Happy Friday! The weekend is only a few hours away, but before you take off, check out the top reverse mortgage news stories grabbing the attention of RMD readers this past week:
RMS President Ousted in Major Walter Leadership Shake-Up—The president of top-10 industry lender Reverse Mortgage Solutions, Inc. was recently released from the company as part of a larger leadership shake-up at parent company Walter Investment Management Corp. (NYSE: WAC), sources close to the company confirmed.
Why Financial Advisors Must Accept Reverse Mortgages in Retirement Planning—The negative perception surrounding reverse mortgages not only stunts the growth potential for these products to reach a wider consumer audience, but also deters financial planners from recommending the use of home equity for retirement income planning. A recent article published by Investment News discussed why advisors should take another look at using reverse mortgages to support responsible retirement spending.

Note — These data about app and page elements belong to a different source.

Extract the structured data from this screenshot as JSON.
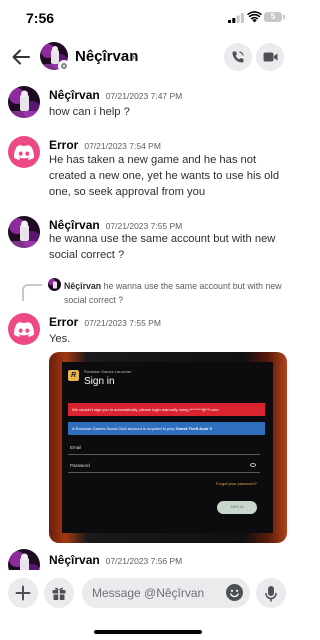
{
  "status_bar": {
    "time": "7:56",
    "battery": "5"
  },
  "header": {
    "contact_name": "Nêçîrvan",
    "chevron": "›"
  },
  "colors": {
    "discord_pink": "#ed4a85",
    "error_red": "#d9242f",
    "info_blue": "#2f6ebd",
    "accent_gold": "#e0a93c"
  },
  "messages": [
    {
      "author": "Nêçîrvan",
      "timestamp": "07/21/2023 7:47 PM",
      "text": "how can i help ?"
    },
    {
      "author": "Error",
      "timestamp": "07/21/2023 7:54 PM",
      "text": "He has taken a new game and he has not created a new one, yet he wants to use his old one, so seek approval from you"
    },
    {
      "author": "Nêçîrvan",
      "timestamp": "07/21/2023 7:55 PM",
      "text": "he wanna use the same account but with new social correct ?"
    },
    {
      "author": "Error",
      "timestamp": "07/21/2023 7:55 PM",
      "text": "Yes.",
      "reply": {
        "author": "Nêçîrvan",
        "text": "he wanna use the same account but with new social correct ?"
      }
    },
    {
      "author": "Nêçîrvan",
      "timestamp": "07/21/2023 7:56 PM"
    }
  ],
  "attachment": {
    "logo_letter": "R",
    "launcher_label": "Rockstar Games Launcher",
    "title": "Sign in",
    "error_text": "We couldn't sign you in automatically, please login manually using r*******@**l.com",
    "info_text": "A Rockstar Games Social Club account is required to play",
    "info_game": "Grand Theft Auto V",
    "email_label": "Email",
    "password_label": "Password",
    "forgot_label": "Forgot your password?",
    "signin_button": "SIGN IN"
  },
  "composer": {
    "placeholder": "Message @Nêçîrvan"
  }
}
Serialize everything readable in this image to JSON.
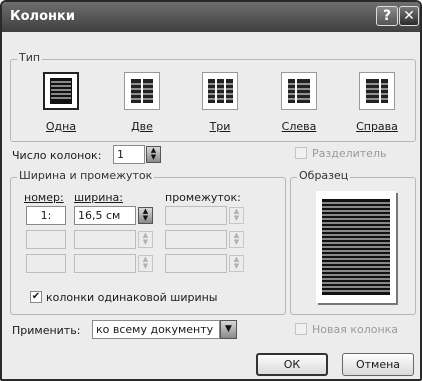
{
  "window": {
    "title": "Колонки",
    "help_glyph": "?",
    "close_glyph": "✕"
  },
  "type_group": {
    "legend": "Тип",
    "presets": [
      {
        "label": "Одна",
        "columns": 1,
        "selected": true
      },
      {
        "label": "Две",
        "columns": 2,
        "selected": false
      },
      {
        "label": "Три",
        "columns": 3,
        "selected": false
      },
      {
        "label": "Слева",
        "columns": "left",
        "selected": false
      },
      {
        "label": "Справа",
        "columns": "right",
        "selected": false
      }
    ]
  },
  "num_columns": {
    "label": "Число колонок:",
    "value": "1"
  },
  "separator": {
    "label": "Разделитель",
    "checked": false,
    "enabled": false
  },
  "width_group": {
    "legend": "Ширина и промежуток",
    "col_number_header": "номер:",
    "col_width_header": "ширина:",
    "col_spacing_header": "промежуток:",
    "rows": [
      {
        "number": "1:",
        "width": "16,5 см",
        "spacing": ""
      },
      {
        "number": "",
        "width": "",
        "spacing": ""
      },
      {
        "number": "",
        "width": "",
        "spacing": ""
      }
    ],
    "equal_width_label": "колонки одинаковой ширины",
    "equal_width_checked": true
  },
  "preview_group": {
    "legend": "Образец"
  },
  "apply": {
    "label": "Применить:",
    "value": "ко всему документу"
  },
  "new_column": {
    "label": "Новая колонка",
    "checked": false,
    "enabled": false
  },
  "buttons": {
    "ok": "ОК",
    "cancel": "Отмена"
  },
  "icons": {
    "spin_up": "▲",
    "spin_down": "▼",
    "dropdown": "▼",
    "check": "✔"
  },
  "colors": {
    "titlebar": "#4a4a4a",
    "dialog_bg": "#ececec"
  }
}
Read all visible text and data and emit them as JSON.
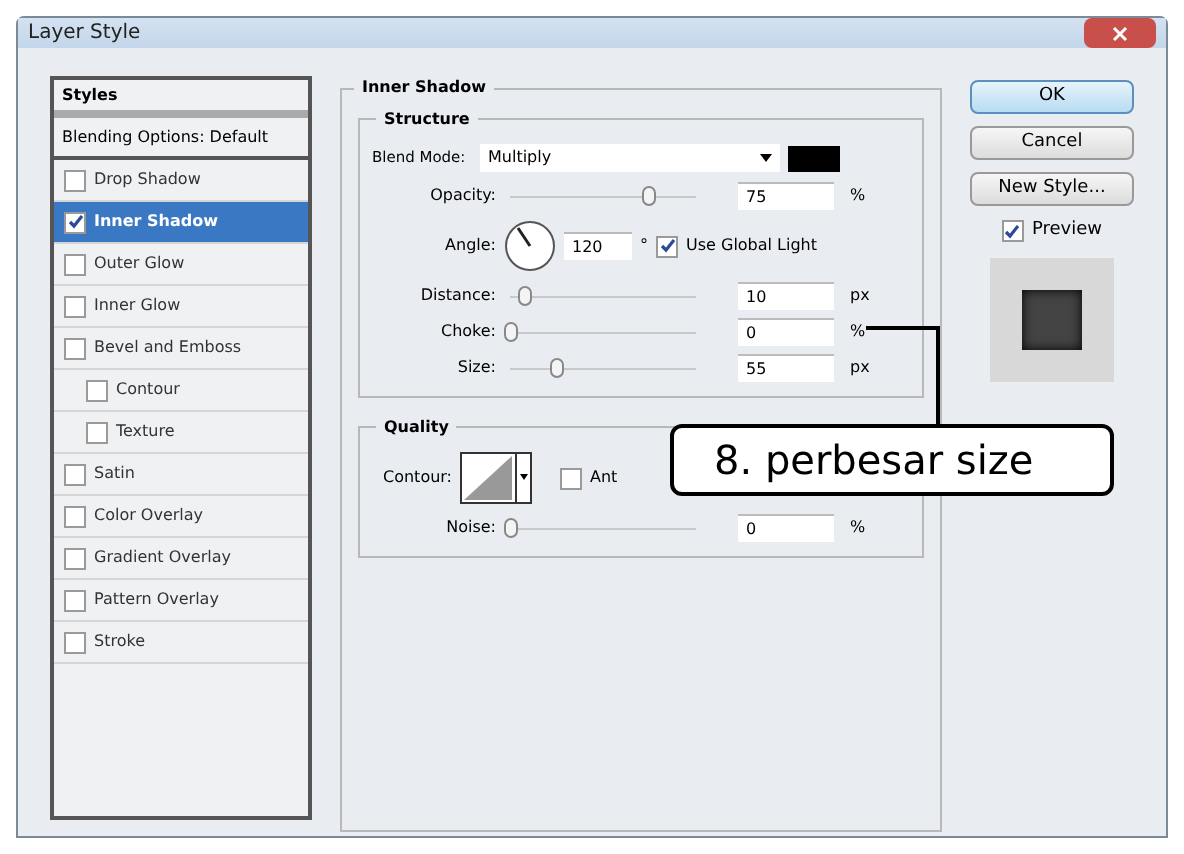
{
  "window": {
    "title": "Layer Style"
  },
  "sidebar": {
    "header": "Styles",
    "blending": "Blending Options: Default",
    "items": [
      {
        "label": "Drop Shadow",
        "checked": false,
        "selected": false
      },
      {
        "label": "Inner Shadow",
        "checked": true,
        "selected": true
      },
      {
        "label": "Outer Glow",
        "checked": false,
        "selected": false
      },
      {
        "label": "Inner Glow",
        "checked": false,
        "selected": false
      },
      {
        "label": "Bevel and Emboss",
        "checked": false,
        "selected": false,
        "children": [
          {
            "label": "Contour",
            "checked": false,
            "selected": false
          },
          {
            "label": "Texture",
            "checked": false,
            "selected": false
          }
        ]
      },
      {
        "label": "Satin",
        "checked": false,
        "selected": false
      },
      {
        "label": "Color Overlay",
        "checked": false,
        "selected": false
      },
      {
        "label": "Gradient Overlay",
        "checked": false,
        "selected": false
      },
      {
        "label": "Pattern Overlay",
        "checked": false,
        "selected": false
      },
      {
        "label": "Stroke",
        "checked": false,
        "selected": false
      }
    ]
  },
  "panel": {
    "title": "Inner Shadow",
    "structure": {
      "title": "Structure",
      "blend_mode": {
        "label": "Blend Mode:",
        "value": "Multiply"
      },
      "opacity": {
        "label": "Opacity:",
        "level": 0.75,
        "value": "75",
        "unit": "%"
      },
      "angle": {
        "label": "Angle:",
        "value": "120",
        "unit": "°",
        "global_light": {
          "label": "Use Global Light",
          "checked": true
        }
      },
      "sliders": [
        {
          "label": "Distance:",
          "level": 0.08,
          "value": "10",
          "unit": "px"
        },
        {
          "label": "Choke:",
          "level": 0,
          "value": "0",
          "unit": "%"
        },
        {
          "label": "Size:",
          "level": 0.25,
          "value": "55",
          "unit": "px"
        }
      ]
    },
    "quality": {
      "title": "Quality",
      "contour_label": "Contour:",
      "anti_aliased": {
        "label": "Ant",
        "checked": false
      },
      "noise": {
        "label": "Noise:",
        "level": 0,
        "value": "0",
        "unit": "%"
      }
    }
  },
  "buttons": [
    {
      "label": "OK",
      "default": true
    },
    {
      "label": "Cancel",
      "default": false
    },
    {
      "label": "New Style...",
      "default": false
    }
  ],
  "preview": {
    "label": "Preview",
    "checked": true
  },
  "callout": "8. perbesar size"
}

Industry Veteran Teams With Lender to Launch New Reverse Mortgage Division—Mich.-based Huron Valley Financial is getting serious about expanding its product offerings to include reverse mortgages, so much that the lender has launched its own division to specifically focus on the origination of Home Equity Conversion Mortgages. The company also hired an industry veteran to lead this new endeavor.
HUD Audit Finds Mortgage Servicing Flaws Cost MMI Fund $2.23 Billion—A recent audit conducted by the Office of Inspector General for the Department of Housing and Urban Development revealed that the agency’s various shortcomings in ensuring mortgage servicer compliance has resulted in more than $2 billion in unnecessary costs paid by the Federal Housing Administration’s Mutual Mortgage Insurance fund. The servicing delays reviewed in the audit pertained only to forward FHA loans and HECMs.
Not Even August’s Big Gains Could Shrink the Reverse Mortgage Volume Gap—August proved to be a big month for reverse mortgage volume in both retail and wholesale channels, but the 24% single-month increase wasn’t enough to lessen the gap between this year’s endorsements and 2015’s numbers, according to recent industry data released this week.
Written by Jason OlivaPrint Article